The Orthodox and Liberal streams are active in Ireland, with Irish Jewish life centered in Dublin where there are two orthodox synagogues – Dublin Hebrew Congregation and Machzekei Hadas – and one progressive one – Dublin Jewish Progressive Congregation (DJPC). The synagogues are maintained and supported through the tireless efforts of their devoted members. There is a regional Chabad center at University College Dublin.
The chief rabbi of Ireland is meant to supervise the country’s synagogues, but the appointment of a chief rabbi has been put on hold since 2008, due to financial reasons. Rabbi Zalman Lent is the current community rabbi, and is considered the acting, or de facto, chief rabbi. Past chief rabbis of Ireland have included Rabbi Isaac Herzog and Rabbi Immanuel Jakobovits who became, respectively the chief rabbis of Israel and of the British Commonwealth. Rabbi Ephraim Mirvis, the chief rabbi of Ireland from 1985 to 1992, currently serves as the chief rabbi of the United Kingdom and Commonwealth.

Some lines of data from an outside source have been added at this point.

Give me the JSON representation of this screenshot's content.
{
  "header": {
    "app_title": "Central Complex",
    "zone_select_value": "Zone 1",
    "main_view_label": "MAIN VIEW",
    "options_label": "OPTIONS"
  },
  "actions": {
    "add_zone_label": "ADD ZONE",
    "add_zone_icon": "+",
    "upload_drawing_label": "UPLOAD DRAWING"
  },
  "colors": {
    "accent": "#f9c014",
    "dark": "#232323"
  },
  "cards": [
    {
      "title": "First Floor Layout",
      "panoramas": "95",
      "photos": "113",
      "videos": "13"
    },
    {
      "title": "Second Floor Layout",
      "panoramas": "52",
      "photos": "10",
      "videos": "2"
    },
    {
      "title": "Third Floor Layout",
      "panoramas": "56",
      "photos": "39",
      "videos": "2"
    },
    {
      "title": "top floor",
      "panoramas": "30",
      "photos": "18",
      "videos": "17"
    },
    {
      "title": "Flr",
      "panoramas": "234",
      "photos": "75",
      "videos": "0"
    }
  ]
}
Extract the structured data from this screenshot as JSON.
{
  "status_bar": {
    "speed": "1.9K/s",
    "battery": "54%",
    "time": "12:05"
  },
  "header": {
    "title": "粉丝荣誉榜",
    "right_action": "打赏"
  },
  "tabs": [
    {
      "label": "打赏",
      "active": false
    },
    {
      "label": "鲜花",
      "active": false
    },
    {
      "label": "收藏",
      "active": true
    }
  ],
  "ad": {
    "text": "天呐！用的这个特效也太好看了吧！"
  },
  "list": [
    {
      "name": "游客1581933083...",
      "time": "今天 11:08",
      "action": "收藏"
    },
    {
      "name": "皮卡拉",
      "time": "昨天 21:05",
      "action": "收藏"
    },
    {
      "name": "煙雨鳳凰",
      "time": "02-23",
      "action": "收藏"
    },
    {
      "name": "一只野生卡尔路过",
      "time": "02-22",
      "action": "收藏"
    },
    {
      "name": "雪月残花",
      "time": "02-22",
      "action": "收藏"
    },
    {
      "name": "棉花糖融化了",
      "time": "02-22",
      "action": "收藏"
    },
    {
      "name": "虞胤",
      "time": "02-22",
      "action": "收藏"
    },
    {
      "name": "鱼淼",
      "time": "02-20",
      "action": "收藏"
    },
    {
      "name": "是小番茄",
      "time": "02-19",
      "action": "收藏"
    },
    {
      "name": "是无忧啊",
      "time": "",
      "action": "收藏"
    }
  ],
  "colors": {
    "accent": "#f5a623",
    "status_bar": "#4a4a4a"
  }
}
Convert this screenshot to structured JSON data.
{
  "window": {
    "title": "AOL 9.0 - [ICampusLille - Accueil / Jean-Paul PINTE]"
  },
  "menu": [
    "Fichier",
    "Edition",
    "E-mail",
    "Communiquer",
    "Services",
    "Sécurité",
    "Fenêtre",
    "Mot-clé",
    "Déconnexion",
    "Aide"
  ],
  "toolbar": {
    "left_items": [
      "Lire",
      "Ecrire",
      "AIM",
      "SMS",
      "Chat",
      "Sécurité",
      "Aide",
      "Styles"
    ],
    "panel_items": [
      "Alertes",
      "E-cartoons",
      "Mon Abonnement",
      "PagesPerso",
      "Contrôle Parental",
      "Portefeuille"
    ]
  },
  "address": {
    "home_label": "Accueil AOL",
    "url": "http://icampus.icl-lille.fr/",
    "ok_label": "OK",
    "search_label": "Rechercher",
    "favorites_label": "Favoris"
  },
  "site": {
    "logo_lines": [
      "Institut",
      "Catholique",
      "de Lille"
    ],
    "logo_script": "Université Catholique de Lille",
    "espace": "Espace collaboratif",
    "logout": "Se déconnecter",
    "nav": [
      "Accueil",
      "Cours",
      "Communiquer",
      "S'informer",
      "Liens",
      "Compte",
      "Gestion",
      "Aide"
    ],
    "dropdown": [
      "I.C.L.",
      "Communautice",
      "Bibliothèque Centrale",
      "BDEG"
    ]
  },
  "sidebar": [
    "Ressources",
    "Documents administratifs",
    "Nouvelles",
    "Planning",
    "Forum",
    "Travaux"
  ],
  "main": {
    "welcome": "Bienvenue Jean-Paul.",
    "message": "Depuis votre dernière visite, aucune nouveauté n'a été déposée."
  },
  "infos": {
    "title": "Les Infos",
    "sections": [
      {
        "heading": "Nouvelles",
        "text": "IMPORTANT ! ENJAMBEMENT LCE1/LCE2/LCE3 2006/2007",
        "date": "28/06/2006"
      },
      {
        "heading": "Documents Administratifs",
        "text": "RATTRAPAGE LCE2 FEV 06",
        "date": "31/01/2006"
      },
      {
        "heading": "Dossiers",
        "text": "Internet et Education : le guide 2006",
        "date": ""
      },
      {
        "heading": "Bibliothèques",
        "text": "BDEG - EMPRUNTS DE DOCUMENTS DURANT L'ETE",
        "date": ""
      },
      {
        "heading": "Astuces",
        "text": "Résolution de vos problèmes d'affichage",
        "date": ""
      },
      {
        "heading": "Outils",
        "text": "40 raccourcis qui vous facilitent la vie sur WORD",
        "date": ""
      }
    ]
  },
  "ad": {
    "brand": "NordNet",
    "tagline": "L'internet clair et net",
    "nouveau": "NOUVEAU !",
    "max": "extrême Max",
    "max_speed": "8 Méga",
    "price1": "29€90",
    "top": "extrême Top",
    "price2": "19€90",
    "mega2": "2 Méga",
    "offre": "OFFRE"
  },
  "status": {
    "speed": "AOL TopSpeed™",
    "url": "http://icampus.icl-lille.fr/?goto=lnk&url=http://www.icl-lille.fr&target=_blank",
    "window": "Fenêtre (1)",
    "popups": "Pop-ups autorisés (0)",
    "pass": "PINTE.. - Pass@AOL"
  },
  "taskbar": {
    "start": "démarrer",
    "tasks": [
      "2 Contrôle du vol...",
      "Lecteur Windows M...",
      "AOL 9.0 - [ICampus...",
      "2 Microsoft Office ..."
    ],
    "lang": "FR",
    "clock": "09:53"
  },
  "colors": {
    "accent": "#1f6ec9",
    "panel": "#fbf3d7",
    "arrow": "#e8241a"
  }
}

Kosher food can only be found in Dublin, with few food options. Few options exist outside of the Dublin synagogues; a supermarket that sells limited kosher food to the Dublin community at large, and a bakery that uses Jewish bakery practices are the only other options. Since the community no longer has its own kosher butcher, kosher meat and other products are imported from the United Kingdom.